One of history's great paradoxes is Britain's 1939 declaration of war
in support of Poland when Nazi Germany invaded and its eventual decision with
the U.S., once the war was won, not to interfere with the Soviet Union's savage
takeover of that country .
"Honour" looms large in A Question Of Honour: The Kosciuszko Squadron,
Forgotten Heroes Of World War II
. Written by an American husband-and-wife
team of journalists, Lynn Olson and Stanley Cloud, it is a necessarily bitter
but balanced presentation of history that has stirred razorish debate for
decades. It focuses on the remarkable contribution of Polish pilots in the 1940
Battle of Britain that stopped cold Germany's cross-Channel invasion plans. Some
76 Poles flew in Royal Air Force (RAF) squadrons; 66 others formed two
Air Chief Marshal Sir Hugh Dowding, chief of the RAF's Fighter Command,
at first hesitant about employing the Poles, said later: "Had it not been for
the magnificent (work of) the Polish squadrons and their unsurpassed gallantry,
I hesitate to say that the outcome of the battle would have been the same."
An even more eloquent tribute came from RAF Wing Commander Thomas Gleave,
who fought in the Battle of Britain: "I wonder if mankind is yet aware of the
credit that is their due. They fought for English soil with an abandon, tempered
with skill and backed by an indomitable courage such that it could never have
been surpassed had it been in defence of their own native land."
Eventually, there were 11 Polish fighter squadrons and three bomber
outfits making up the fourth largest allied air force behind Britain, the U.S.
and the Soviet Union. Poland's contribution covered far more than its 17,000 air
and ground crews. In total, its soldiers, sailors and airmen numbered 150,000.
Their army is remembered for taking Monte Cassino in Italy at a cost of nearly
1,000 killed and more than 3,000 wounded, and their armored brigade's
magnificent fighting at Falaise and other battlefields in occupied Europe.
The Poles who had fought ferociously at home against the German invaders
continued the battle in France. When the French surrendered, they fled to
Britain and fought on. Their war began early when they made a magnificent
contribution by presenting the British and French with a replica of Germany's
top-secret Enigma coding machine. This led to the development of Britain's
legendary code-cracking system called Ultra, which read German military messages
for most of the war.
The Kosciuszko squadron of the title was formed in 1919 by a group of
U.S. pilots who had gone to Poland as volunteers in a war that newly independent
Poland was having with the Soviet Union.
Despite all their noble efforts, hundreds of thousands of Poles were
barred from the 1946 Victory Parade in London by Clement Attlee's Labour
government, which invited the Soviet Union's Communist Polish government
instead. The RAF was livid and insisted a delegation of Polish airmen be

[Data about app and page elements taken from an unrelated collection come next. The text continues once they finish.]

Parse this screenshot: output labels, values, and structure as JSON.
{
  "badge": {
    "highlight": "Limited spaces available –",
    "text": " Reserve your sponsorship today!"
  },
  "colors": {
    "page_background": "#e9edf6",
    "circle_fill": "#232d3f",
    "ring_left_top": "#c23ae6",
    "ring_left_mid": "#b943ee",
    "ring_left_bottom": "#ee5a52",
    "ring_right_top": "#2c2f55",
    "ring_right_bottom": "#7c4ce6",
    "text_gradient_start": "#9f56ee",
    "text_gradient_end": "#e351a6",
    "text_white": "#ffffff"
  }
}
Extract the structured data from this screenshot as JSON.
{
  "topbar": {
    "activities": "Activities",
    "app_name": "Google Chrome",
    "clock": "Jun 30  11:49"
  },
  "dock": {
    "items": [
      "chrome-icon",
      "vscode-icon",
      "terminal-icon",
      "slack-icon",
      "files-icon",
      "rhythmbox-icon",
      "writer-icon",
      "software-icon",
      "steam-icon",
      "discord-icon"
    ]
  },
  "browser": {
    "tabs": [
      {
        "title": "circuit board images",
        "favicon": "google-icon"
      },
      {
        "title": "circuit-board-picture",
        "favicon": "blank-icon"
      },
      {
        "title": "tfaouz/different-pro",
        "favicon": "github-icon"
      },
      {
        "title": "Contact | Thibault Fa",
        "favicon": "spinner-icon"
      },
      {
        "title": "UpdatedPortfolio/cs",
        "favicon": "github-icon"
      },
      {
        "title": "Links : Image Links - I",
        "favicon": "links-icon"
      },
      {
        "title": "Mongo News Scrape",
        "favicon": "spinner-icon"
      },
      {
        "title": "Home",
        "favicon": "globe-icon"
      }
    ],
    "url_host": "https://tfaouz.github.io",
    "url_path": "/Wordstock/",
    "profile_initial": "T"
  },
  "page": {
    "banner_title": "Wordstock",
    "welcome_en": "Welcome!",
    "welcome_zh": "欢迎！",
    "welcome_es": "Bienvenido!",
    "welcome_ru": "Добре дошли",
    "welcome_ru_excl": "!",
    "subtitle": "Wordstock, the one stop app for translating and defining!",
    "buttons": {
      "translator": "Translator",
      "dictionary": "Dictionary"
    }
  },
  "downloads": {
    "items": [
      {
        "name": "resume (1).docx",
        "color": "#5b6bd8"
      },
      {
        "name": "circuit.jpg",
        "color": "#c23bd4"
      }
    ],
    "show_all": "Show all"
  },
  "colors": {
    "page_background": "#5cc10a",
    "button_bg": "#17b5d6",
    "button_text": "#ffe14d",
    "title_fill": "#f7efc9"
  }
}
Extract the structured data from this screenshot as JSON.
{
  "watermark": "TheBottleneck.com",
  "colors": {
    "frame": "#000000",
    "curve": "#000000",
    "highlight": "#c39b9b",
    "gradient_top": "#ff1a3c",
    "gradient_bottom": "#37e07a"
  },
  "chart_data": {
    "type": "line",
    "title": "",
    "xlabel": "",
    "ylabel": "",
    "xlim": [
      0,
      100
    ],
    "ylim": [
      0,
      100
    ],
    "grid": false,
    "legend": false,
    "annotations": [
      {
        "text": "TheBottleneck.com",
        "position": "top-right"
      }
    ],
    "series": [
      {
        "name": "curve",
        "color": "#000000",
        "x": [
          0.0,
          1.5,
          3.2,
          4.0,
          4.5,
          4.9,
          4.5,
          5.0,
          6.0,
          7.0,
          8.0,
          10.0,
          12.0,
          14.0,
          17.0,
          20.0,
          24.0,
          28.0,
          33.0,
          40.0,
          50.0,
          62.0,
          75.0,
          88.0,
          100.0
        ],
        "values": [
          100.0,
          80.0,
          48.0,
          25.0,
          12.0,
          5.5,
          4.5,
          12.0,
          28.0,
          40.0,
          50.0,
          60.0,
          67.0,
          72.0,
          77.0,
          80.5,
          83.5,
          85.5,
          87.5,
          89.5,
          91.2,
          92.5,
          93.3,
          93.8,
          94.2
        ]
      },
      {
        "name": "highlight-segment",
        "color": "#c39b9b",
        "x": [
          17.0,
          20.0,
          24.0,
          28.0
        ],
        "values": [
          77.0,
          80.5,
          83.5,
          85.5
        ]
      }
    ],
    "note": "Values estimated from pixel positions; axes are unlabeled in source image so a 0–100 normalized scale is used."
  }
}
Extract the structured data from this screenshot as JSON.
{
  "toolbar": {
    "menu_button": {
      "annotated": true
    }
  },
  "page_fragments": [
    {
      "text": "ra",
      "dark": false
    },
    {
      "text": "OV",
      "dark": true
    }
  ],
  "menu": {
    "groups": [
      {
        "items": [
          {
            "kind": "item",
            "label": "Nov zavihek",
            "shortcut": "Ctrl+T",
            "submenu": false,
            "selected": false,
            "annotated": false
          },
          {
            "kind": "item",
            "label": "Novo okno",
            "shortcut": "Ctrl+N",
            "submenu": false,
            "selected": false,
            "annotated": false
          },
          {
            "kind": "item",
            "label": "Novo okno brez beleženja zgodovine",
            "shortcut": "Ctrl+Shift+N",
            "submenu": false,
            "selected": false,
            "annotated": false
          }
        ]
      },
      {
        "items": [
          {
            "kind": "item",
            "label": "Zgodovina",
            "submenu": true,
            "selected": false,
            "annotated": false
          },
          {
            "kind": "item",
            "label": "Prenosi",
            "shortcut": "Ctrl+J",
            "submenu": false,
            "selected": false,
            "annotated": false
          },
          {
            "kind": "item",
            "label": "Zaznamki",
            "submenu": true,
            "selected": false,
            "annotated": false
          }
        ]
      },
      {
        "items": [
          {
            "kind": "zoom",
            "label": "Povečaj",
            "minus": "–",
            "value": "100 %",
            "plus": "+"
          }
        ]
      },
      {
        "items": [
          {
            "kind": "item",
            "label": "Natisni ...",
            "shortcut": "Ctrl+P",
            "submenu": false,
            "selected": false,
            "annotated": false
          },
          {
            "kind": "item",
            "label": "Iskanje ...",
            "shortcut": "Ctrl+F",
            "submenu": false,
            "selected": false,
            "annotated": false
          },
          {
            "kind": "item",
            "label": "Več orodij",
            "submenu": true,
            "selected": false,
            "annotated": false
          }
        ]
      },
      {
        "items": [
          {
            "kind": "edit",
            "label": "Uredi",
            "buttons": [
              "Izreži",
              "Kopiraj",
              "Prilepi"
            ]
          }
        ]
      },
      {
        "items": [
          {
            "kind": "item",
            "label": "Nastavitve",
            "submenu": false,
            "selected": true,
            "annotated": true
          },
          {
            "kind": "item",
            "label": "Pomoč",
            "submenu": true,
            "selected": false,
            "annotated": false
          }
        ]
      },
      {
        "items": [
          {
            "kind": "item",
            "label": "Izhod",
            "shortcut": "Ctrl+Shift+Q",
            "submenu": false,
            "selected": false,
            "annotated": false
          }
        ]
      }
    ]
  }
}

included. Belatedly, a few were invited to march but they declined as a protest
against the exclusion of their army and navy compatriots. Oddly, the Communist
government in Warsaw and the Soviet Union also declined.
Only about one in five Polish servicemen returned to Poland after the
war. The rest stayed in Britain or emigrated to Canada, the U.S., Australia, New
Zealand and South Africa. The Attlee government tried to scare the Poles into
going home by painting a bleak future if they stayed on.
The RAF high command immediately intervened and made it clear the service
would not turn its back on the "strongest, the most loyal and faithful, and the
most persistent European ally of all ... part and parcel of the RAF... to
contemplate, in their tragic hour, anything short of sympathetic and generous
treatment is unthinkable."
The government eventually became resigned to the fact that most Poles
would not be returning to their Communist and Soviet-dominated homeland, and set
up an agency to help them find work in war-weary and job-short